Foley: I work as many hours as I did at [Stroock & Stroock & Lavan]. They are harder hours—more draining and emotional.
Let me see: You can’t bill all your time, your billing rates are probably lower and your hours are just as bad as they were in Big Law. And your clients are basket cases. Why do divorce law?
Foley: I just like it! I feel I make a difference. I’ll get baskets of fruit and flowers at Christmastime from clients. No one did that when I was at Stroock.
Wolff: It’s nice to help people reach closure. It’s never boring. You learn about everything: law firm partnerships, hedge funds, what kind of dental practice make the most money, small businesses. We’ve read more partnership agreements than anybody else. We actually know how much people make. There’s a little voyeuristic thrill involved.
Speaking of voyeurism, Eleanor, you’re a big brand for celebrities getting divorces. Are they different from the rest of us when their unions fall apart?
Alter: Yes. They have so many people taking care of everything that they have no clue about their finances. And sometimes they want press when they’re getting a divorce, which is not a good idea, especially if kids are involved. But there’s a percentage of celebrity clients who are great parents. And some are really smart.
What? Celebrities aren’t all stupid and vapid?
Alter: I don’t think they’re stupid at all!
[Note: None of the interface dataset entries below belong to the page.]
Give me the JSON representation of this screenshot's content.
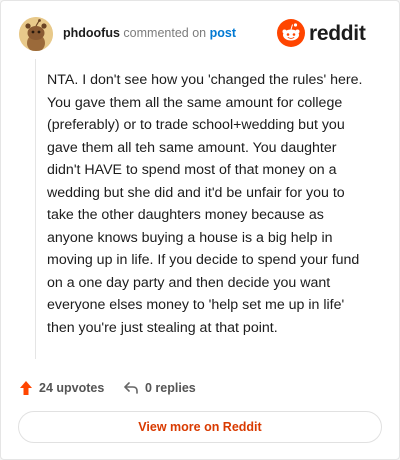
{
  "header": {
    "username": "phdoofus",
    "action_text": "commented on",
    "post_link": "post",
    "brand_name": "reddit"
  },
  "comment": {
    "text": "NTA. I don't see how you 'changed the rules' here. You gave them all the same amount for college (preferably) or to trade school+wedding but you gave them all teh same amount. You daughter didn't HAVE to spend most of that money on a wedding but she did and it'd be unfair for you to take the other daughters money because as anyone knows buying a house is a big help in moving up in life. If you decide to spend your fund on a one day party and then decide you want everyone elses money to 'help set me up in life' then you're just stealing at that point."
  },
  "actions": {
    "upvotes": "24 upvotes",
    "replies": "0 replies"
  },
  "footer": {
    "view_more": "View more on Reddit"
  },
  "colors": {
    "brand": "#ff4500",
    "link": "#0079d3",
    "button_text": "#d93a00",
    "upvote": "#ff4500"
  },
  "icons": {
    "avatar": "snoo-avatar",
    "logo": "reddit-logo-icon",
    "upvote": "upvote-arrow-icon",
    "reply": "reply-arrow-icon"
  }
}
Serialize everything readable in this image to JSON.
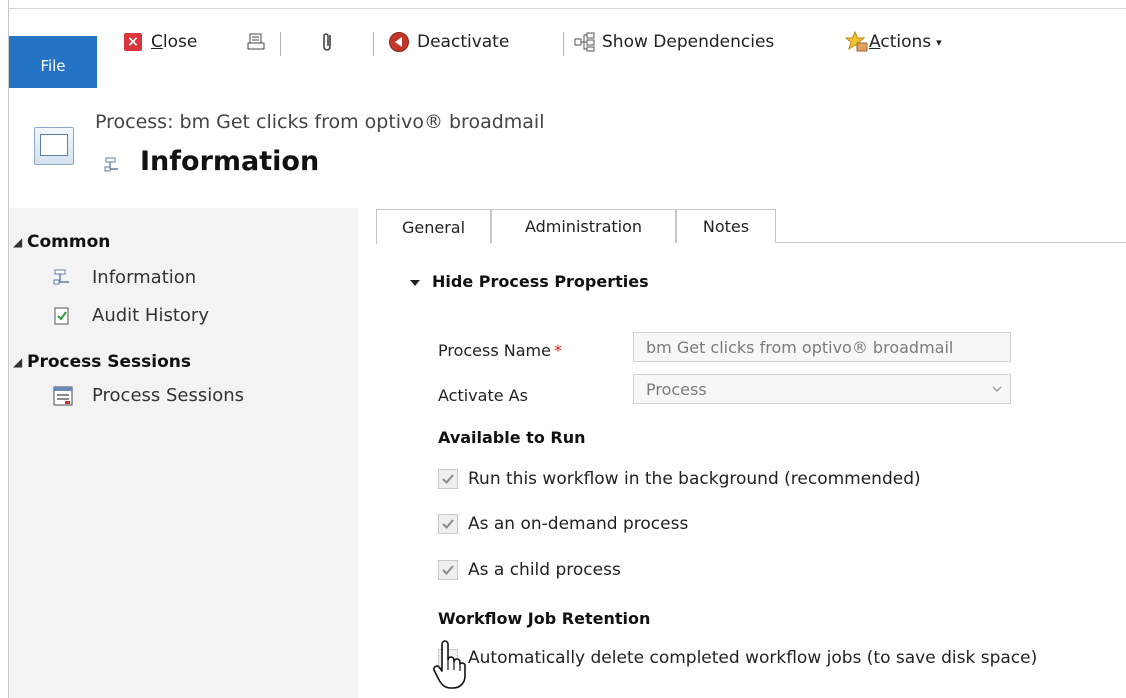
{
  "toolbar": {
    "file_label": "File",
    "close_label": "Close",
    "deactivate_label": "Deactivate",
    "show_dependencies_label": "Show Dependencies",
    "actions_label": "Actions"
  },
  "header": {
    "subtitle": "Process: bm Get clicks from optivo® broadmail",
    "title": "Information"
  },
  "nav": {
    "groups": [
      {
        "label": "Common",
        "items": [
          "Information",
          "Audit History"
        ]
      },
      {
        "label": "Process Sessions",
        "items": [
          "Process Sessions"
        ]
      }
    ]
  },
  "tabs": [
    "General",
    "Administration",
    "Notes"
  ],
  "section": {
    "title": "Hide Process Properties",
    "process_name_label": "Process Name",
    "process_name_value": "bm Get clicks from optivo® broadmail",
    "activate_as_label": "Activate As",
    "activate_as_value": "Process",
    "available_to_run_label": "Available to Run",
    "checkboxes": [
      {
        "label": "Run this workflow in the background (recommended)",
        "checked": true
      },
      {
        "label": "As an on-demand process",
        "checked": true
      },
      {
        "label": "As a child process",
        "checked": true
      }
    ],
    "retention_label": "Workflow Job Retention",
    "retention_checkbox": {
      "label": "Automatically delete completed workflow jobs (to save disk space)",
      "checked": false
    }
  },
  "colors": {
    "file_tab": "#2473c4",
    "nav_bg": "#f3f3f3",
    "required": "#e02020"
  }
}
It’s the [celebrity] culture that’s hard—the drugs and drinking in the music world.
So celebrities are not that bad. Who are the worst clients?
Alter: Hedge funders, the master of the universe types.
Are there some clients you won’t touch?
Foley: If we can’t certify their tax returns, we won’t represent them. I’ll work at 7-11 before I take something that I don’t think is right.
Wolff: If we see fraud, we tell them to file their taxes and put their nanny on the books before we’ll represent them. It’s a hard enough job without dealing with people who are guilty of tax or money fraud. We see more tax fraud than the IRS.
You’ve had a front-row seat at marriages that fail. So what drives people to divorce?
Alter: A quarter of the time people get married for the wrong reason: They’re hoping that the guy will change or someone gets pregnant, or the parents force them. A big percentage is because expectations weren’t met. Some marriages just wear out. You’re married for long time, then the spouse says one day, “You’re not exciting anymore.”
Wolff: One husband said he was leaving his wife for his girlfriend because his wife only met 95 percent of his needs.
Alter: Can you imagine that—95 percent is not good enough?